[Saved data entries]
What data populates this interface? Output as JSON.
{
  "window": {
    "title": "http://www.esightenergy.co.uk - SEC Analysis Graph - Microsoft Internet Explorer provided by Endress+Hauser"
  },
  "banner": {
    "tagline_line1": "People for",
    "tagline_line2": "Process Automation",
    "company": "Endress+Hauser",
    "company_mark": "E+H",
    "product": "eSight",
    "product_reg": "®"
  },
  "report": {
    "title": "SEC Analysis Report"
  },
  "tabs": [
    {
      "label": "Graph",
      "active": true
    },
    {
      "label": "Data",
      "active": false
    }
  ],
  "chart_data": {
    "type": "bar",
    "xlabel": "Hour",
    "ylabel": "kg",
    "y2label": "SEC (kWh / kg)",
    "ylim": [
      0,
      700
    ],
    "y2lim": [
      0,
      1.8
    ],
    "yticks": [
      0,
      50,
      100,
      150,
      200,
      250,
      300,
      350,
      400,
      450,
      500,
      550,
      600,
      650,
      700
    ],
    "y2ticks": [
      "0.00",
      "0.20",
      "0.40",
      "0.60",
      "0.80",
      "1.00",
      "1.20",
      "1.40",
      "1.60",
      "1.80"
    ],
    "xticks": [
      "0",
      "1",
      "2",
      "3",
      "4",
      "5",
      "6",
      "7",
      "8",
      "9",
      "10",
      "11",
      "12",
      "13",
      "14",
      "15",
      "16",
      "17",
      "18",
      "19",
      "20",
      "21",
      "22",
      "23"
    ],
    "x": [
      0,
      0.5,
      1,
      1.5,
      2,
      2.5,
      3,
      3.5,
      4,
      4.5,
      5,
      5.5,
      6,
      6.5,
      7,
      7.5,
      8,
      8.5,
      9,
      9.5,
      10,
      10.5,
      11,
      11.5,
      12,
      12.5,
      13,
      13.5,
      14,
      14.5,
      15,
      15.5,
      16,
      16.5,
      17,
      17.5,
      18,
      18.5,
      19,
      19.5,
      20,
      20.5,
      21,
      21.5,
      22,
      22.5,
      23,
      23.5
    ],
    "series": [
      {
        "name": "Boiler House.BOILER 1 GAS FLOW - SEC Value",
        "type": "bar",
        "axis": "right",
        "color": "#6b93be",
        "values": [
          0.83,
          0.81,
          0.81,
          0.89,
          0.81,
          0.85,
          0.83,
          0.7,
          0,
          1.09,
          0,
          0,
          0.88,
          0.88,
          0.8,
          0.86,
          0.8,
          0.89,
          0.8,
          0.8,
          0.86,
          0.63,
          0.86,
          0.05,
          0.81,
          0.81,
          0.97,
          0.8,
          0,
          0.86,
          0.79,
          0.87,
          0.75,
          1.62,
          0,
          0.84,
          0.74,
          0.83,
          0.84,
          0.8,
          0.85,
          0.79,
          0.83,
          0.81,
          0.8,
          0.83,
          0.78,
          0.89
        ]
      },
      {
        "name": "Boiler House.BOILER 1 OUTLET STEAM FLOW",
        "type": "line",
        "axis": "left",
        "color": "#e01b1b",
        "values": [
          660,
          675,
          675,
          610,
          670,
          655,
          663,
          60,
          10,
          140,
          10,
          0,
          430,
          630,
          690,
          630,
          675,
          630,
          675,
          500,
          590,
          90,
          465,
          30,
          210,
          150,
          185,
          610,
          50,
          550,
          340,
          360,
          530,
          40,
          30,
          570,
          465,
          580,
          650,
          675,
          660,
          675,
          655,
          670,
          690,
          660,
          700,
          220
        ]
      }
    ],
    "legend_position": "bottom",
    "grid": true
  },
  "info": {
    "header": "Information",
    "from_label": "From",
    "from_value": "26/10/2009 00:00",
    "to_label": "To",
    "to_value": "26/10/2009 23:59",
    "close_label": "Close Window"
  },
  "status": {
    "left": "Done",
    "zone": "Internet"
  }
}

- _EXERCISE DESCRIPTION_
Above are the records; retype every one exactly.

- _EXERCISE RESPONSE_
What data populates this interface? Output as JSON.
{
  "window": {
    "title": "http://www.esightenergy.co.uk - SEC Analysis Graph - Microsoft Internet Explorer provided by Endress+Hauser"
  },
  "banner": {
    "tagline_line1": "People for",
    "tagline_line2": "Process Automation",
    "company": "Endress+Hauser",
    "company_mark": "E+H",
    "product": "eSight",
    "product_reg": "®"
  },
  "report": {
    "title": "SEC Analysis Report"
  },
  "tabs": [
    {
      "label": "Graph",
      "active": true
    },
    {
      "label": "Data",
      "active": false
    }
  ],
  "chart_data": {
    "type": "bar",
    "xlabel": "Hour",
    "ylabel": "kg",
    "y2label": "SEC (kWh / kg)",
    "ylim": [
      0,
      700
    ],
    "y2lim": [
      0,
      1.8
    ],
    "yticks": [
      0,
      50,
      100,
      150,
      200,
      250,
      300,
      350,
      400,
      450,
      500,
      550,
      600,
      650,
      700
    ],
    "y2ticks": [
      "0.00",
      "0.20",
      "0.40",
      "0.60",
      "0.80",
      "1.00",
      "1.20",
      "1.40",
      "1.60",
      "1.80"
    ],
    "xticks": [
      "0",
      "1",
      "2",
      "3",
      "4",
      "5",
      "6",
      "7",
      "8",
      "9",
      "10",
      "11",
      "12",
      "13",
      "14",
      "15",
      "16",
      "17",
      "18",
      "19",
      "20",
      "21",
      "22",
      "23"
    ],
    "x": [
      0,
      0.5,
      1,
      1.5,
      2,
      2.5,
      3,
      3.5,
      4,
      4.5,
      5,
      5.5,
      6,
      6.5,
      7,
      7.5,
      8,
      8.5,
      9,
      9.5,
      10,
      10.5,
      11,
      11.5,
      12,
      12.5,
      13,
      13.5,
      14,
      14.5,
      15,
      15.5,
      16,
      16.5,
      17,
      17.5,
      18,
      18.5,
      19,
      19.5,
      20,
      20.5,
      21,
      21.5,
      22,
      22.5,
      23,
      23.5
    ],
    "series": [
      {
        "name": "Boiler House.BOILER 1 GAS FLOW - SEC Value",
        "type": "bar",
        "axis": "right",
        "color": "#6b93be",
        "values": [
          0.83,
          0.81,
          0.81,
          0.89,
          0.81,
          0.85,
          0.83,
          0.7,
          0,
          1.09,
          0,
          0,
          0.88,
          0.88,
          0.8,
          0.86,
          0.8,
          0.89,
          0.8,
          0.8,
          0.86,
          0.63,
          0.86,
          0.05,
          0.81,
          0.81,
          0.97,
          0.8,
          0,
          0.86,
          0.79,
          0.87,
          0.75,
          1.62,
          0,
          0.84,
          0.74,
          0.83,
          0.84,
          0.8,
          0.85,
          0.79,
          0.83,
          0.81,
          0.8,
          0.83,
          0.78,
          0.89
        ]
      },
      {
        "name": "Boiler House.BOILER 1 OUTLET STEAM FLOW",
        "type": "line",
        "axis": "left",
        "color": "#e01b1b",
        "values": [
          660,
          675,
          675,
          610,
          670,
          655,
          663,
          60,
          10,
          140,
          10,
          0,
          430,
          630,
          690,
          630,
          675,
          630,
          675,
          500,
          590,
          90,
          465,
          30,
          210,
          150,
          185,
          610,
          50,
          550,
          340,
          360,
          530,
          40,
          30,
          570,
          465,
          580,
          650,
          675,
          660,
          675,
          655,
          670,
          690,
          660,
          700,
          220
        ]
      }
    ],
    "legend_position": "bottom",
    "grid": true
  },
  "info": {
    "header": "Information",
    "from_label": "From",
    "from_value": "26/10/2009 00:00",
    "to_label": "To",
    "to_value": "26/10/2009 23:59",
    "close_label": "Close Window"
  },
  "status": {
    "left": "Done",
    "zone": "Internet"
  }
}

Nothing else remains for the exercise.